Why You Need A Lawyer to Draft A Will
It may be that you feel that you don’t need a lawyer to draft a will, and in certain instances, you can do it on your own is it’s a simple passing on of property or money to a spouse or family member. That being said, it is wise, and always so, to have the expert legal advice ensuring that you have dotted the eyes and crossed the tees.
The requirements for drafting a will are relatively simple. You are bright, you know what to do, it’s not rocket science and you could even do it in an hour or so.
You didn’t get your degree for nothing. If it’s not a degree in law, though, you could be in for trouble and no computer science qualification is going to help you out of this.

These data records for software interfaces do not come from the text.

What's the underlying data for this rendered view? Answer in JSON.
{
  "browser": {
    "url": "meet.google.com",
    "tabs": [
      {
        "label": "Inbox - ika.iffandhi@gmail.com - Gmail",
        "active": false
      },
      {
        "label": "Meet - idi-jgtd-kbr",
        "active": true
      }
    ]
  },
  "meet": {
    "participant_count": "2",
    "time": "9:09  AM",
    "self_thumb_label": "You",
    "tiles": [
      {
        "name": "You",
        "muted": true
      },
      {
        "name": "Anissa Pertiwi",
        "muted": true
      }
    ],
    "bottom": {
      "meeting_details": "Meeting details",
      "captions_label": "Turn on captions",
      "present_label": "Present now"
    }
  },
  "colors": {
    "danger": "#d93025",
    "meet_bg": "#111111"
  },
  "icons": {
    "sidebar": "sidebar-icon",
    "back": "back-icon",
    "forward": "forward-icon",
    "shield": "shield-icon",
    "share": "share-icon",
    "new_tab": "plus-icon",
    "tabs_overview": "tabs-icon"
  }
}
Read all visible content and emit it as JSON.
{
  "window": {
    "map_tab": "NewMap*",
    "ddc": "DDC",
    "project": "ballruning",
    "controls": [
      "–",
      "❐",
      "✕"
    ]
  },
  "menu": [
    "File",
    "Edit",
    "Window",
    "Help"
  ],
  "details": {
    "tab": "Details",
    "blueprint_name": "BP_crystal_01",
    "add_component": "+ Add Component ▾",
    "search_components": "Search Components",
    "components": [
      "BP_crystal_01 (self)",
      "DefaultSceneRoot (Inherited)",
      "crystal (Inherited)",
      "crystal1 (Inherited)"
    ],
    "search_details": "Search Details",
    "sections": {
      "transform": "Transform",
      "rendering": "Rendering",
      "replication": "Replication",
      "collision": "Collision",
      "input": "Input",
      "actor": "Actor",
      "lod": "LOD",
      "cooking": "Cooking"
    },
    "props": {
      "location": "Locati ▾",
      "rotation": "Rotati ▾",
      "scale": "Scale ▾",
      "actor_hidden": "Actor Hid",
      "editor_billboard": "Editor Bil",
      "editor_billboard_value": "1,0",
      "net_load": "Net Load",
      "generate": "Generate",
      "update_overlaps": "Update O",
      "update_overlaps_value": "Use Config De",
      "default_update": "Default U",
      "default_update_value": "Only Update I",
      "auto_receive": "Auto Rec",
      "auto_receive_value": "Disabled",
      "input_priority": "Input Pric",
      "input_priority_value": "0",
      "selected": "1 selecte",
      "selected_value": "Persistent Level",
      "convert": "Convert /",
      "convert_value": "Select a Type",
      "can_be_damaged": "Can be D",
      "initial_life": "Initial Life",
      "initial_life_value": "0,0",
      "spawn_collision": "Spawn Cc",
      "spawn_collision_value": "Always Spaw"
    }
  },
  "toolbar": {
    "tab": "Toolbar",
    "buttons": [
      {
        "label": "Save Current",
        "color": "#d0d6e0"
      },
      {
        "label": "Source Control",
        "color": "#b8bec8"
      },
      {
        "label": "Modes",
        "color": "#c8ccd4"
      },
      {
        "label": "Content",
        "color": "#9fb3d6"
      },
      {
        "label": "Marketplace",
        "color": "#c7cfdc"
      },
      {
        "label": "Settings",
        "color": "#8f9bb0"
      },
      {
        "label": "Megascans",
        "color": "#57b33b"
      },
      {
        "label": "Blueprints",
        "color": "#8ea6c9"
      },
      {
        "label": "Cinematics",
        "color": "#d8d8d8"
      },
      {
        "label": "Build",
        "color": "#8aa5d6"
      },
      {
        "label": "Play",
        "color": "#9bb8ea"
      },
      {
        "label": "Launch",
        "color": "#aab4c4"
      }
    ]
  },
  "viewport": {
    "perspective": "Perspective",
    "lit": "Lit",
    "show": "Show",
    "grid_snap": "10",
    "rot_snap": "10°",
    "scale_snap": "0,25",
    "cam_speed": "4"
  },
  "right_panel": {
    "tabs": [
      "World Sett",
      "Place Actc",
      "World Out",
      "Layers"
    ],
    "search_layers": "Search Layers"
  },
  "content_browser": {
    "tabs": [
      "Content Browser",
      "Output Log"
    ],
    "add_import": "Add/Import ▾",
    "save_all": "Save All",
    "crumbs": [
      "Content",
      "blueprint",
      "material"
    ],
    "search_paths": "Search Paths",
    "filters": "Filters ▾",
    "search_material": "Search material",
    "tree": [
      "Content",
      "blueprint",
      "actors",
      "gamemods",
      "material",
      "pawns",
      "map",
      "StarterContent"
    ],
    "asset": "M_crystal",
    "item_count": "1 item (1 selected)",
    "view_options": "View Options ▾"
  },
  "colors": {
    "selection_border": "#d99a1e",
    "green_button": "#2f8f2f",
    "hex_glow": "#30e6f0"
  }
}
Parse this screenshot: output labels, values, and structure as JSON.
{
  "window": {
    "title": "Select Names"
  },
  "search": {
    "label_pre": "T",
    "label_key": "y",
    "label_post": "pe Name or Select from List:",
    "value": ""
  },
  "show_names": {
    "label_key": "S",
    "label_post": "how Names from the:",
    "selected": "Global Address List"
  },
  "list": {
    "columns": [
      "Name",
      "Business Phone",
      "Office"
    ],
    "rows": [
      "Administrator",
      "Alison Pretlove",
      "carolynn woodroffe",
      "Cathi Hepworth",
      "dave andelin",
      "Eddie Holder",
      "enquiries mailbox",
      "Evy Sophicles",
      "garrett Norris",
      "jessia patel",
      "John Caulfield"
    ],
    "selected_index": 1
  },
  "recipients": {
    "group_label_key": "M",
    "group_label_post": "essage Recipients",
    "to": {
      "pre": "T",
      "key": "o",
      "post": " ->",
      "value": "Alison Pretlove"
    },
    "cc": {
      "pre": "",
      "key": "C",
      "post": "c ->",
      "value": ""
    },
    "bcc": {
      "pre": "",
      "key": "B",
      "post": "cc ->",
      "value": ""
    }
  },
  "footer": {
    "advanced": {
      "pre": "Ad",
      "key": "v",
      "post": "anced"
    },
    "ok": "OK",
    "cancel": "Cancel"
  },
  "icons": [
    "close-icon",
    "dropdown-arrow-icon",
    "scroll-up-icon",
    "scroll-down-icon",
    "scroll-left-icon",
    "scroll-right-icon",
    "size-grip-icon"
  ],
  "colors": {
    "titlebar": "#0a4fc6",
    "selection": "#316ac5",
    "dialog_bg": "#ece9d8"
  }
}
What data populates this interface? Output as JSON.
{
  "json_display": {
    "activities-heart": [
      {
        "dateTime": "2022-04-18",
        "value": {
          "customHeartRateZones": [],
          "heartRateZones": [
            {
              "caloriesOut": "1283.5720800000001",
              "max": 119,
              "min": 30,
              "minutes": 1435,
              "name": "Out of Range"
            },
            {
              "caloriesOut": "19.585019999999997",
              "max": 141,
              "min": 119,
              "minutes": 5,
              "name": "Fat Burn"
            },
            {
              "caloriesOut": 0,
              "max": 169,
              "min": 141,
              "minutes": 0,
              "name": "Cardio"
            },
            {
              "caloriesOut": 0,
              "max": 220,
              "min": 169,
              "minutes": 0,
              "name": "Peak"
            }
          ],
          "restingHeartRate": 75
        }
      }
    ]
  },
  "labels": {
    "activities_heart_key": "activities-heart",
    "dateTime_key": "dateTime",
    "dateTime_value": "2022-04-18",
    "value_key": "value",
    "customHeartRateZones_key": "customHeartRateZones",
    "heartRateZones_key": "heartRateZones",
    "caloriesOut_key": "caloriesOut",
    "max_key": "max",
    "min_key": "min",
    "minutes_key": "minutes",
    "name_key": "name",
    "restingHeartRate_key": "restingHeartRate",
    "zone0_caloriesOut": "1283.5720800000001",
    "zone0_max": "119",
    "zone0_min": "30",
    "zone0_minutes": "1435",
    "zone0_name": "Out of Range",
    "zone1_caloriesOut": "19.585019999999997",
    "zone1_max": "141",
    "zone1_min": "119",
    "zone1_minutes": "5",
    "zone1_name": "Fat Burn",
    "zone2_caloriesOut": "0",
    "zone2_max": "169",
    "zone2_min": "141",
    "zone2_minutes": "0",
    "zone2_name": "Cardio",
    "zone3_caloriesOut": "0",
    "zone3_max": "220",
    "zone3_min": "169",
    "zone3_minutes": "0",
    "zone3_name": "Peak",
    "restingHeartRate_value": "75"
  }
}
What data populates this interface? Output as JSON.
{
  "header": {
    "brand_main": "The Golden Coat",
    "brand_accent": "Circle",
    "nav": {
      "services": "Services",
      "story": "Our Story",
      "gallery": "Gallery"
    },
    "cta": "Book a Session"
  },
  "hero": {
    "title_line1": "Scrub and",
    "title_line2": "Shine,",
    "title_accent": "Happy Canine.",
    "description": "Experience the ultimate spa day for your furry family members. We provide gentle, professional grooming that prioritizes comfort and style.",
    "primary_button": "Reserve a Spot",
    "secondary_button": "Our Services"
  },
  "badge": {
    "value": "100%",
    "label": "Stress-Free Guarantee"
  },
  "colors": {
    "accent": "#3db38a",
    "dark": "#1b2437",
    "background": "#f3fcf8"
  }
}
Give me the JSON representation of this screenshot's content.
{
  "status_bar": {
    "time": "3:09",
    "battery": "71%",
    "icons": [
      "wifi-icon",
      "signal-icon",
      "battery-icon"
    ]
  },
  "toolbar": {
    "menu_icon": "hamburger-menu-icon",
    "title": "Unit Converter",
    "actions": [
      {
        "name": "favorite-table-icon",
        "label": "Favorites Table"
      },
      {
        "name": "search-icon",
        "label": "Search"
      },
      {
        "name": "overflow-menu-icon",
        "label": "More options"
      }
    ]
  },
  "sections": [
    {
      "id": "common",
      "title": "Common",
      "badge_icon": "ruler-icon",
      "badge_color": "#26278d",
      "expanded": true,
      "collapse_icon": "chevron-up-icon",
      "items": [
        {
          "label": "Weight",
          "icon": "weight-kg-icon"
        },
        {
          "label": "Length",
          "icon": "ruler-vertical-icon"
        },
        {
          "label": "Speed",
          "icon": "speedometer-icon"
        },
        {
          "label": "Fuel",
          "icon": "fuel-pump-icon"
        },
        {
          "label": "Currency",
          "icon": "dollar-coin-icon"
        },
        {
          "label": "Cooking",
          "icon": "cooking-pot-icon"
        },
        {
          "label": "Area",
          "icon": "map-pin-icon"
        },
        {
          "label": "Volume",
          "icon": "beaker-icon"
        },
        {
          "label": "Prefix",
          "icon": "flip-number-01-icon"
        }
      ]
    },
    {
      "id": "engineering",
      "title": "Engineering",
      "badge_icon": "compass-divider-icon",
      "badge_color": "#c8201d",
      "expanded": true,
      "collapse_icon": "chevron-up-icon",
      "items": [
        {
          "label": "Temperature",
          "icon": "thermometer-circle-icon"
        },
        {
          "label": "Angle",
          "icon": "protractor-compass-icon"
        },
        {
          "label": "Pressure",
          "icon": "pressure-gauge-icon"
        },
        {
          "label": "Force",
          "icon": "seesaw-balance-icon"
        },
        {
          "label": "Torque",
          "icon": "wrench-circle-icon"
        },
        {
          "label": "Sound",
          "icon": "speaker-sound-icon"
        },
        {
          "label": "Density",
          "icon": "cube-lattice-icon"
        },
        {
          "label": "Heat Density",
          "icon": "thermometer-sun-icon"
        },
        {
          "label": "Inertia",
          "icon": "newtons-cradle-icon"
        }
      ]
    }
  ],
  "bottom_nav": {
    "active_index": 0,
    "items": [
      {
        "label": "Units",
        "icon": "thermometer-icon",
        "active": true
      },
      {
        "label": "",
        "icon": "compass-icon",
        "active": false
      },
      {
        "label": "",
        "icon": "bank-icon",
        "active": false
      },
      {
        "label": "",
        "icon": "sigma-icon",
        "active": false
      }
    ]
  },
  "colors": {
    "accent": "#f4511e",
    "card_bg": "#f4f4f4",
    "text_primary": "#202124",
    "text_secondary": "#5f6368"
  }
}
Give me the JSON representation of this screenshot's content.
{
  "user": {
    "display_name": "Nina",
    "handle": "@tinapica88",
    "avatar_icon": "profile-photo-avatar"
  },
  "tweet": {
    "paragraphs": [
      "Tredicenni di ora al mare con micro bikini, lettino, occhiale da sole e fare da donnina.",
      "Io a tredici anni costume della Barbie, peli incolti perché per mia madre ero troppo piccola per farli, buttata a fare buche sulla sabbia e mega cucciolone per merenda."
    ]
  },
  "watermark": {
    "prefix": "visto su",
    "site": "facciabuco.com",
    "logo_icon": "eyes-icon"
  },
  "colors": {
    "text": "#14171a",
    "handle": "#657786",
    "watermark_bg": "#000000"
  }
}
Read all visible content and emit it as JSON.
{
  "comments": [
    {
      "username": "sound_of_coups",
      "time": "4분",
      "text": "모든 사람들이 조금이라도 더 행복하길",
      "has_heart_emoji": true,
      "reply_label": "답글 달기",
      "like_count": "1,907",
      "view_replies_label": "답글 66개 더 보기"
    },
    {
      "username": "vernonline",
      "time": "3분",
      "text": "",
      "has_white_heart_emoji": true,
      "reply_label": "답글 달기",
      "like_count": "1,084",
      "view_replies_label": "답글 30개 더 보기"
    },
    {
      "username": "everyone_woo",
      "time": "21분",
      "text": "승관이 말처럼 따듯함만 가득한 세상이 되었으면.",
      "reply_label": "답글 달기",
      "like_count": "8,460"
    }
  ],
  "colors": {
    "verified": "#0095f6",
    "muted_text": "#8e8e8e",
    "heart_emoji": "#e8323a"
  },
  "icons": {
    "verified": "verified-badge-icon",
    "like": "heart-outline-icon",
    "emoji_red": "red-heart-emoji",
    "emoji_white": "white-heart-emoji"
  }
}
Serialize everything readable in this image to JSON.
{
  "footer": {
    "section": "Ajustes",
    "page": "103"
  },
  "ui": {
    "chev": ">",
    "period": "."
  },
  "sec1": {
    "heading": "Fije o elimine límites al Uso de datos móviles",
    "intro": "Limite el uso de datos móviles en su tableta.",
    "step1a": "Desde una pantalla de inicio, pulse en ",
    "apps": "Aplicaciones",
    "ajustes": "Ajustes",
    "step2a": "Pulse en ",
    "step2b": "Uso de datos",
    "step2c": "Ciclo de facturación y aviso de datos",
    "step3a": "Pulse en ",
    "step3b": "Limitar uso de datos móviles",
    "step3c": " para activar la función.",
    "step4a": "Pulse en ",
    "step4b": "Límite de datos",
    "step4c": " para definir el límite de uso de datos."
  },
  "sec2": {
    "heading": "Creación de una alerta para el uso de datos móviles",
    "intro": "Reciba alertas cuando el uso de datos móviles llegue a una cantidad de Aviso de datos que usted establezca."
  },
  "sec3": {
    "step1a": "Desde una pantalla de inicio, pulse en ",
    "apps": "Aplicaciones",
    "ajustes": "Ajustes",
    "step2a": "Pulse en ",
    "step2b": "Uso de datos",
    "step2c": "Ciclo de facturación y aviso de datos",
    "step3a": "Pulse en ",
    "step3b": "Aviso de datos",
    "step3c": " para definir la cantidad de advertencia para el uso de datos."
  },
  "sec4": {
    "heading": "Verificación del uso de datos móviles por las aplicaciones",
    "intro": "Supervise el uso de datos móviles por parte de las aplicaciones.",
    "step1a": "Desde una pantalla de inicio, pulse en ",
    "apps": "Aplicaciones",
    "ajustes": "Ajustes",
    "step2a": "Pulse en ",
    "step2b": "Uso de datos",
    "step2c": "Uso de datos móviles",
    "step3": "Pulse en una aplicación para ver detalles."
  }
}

Even though it may seem to be easy enough, a simple meaningless oversight could see the entire document become null and void. Even though this could be contested successfully in court, don’t take the chance that the outcome may not be in your favour. Don’t even take the chance that it ends up in court.
Human nature being what it is, and it’s at its worst where wills are concerned, be on the safe side and get a lawyer to go over everything.
It will be well worth any amount that you pay the lawyer to do so. The lawyer will immediately come across any oversights on your part and ensure they are corrected so there no confusion whatsoever.
The biggest business that lawyers become involved in the world over is wills being contested in court. It has been noted that human nature not being great when it comes to wills, there always seems to be someone in the family or a distant cousin twice-removed that lays claim to the will. Any claims on the will must be contested in court and outcomes could go any way.
This will naturally create outrage and not comply with all the good intentions that the testator (you) had when drawing up the will, but emotions do not take much precedence as far as the law is concerned.
Someone could prove that you were extremely depressed at the time you drew up this will and therefore were not in your right mind. The outcome could be devastating for you.
The above scenario has happened many times in court. It is far more common than you think. However, if you involve a lawyer in the proceedings, it cannot happen.
If someone is seriously ill, make sure that a lawyer is present when that person makes out a will and attests to the fact that dementia was not present, and the signatures obtained are bone fide correct.
As far as amending the will goes – say, there is suddenly a large inheritance coming your way – you can revoke or alter the will to include that before your demise. This could be the major cause of the will being contested so let your lawyer ensure that the inheritance is meant for you and attest in writing to that fact.
This is of the utmost importance as some devious lawyer who’s contesting the will could come up with anything that could see your will going your way of the wild dogs. You most certainly wouldn’t want that.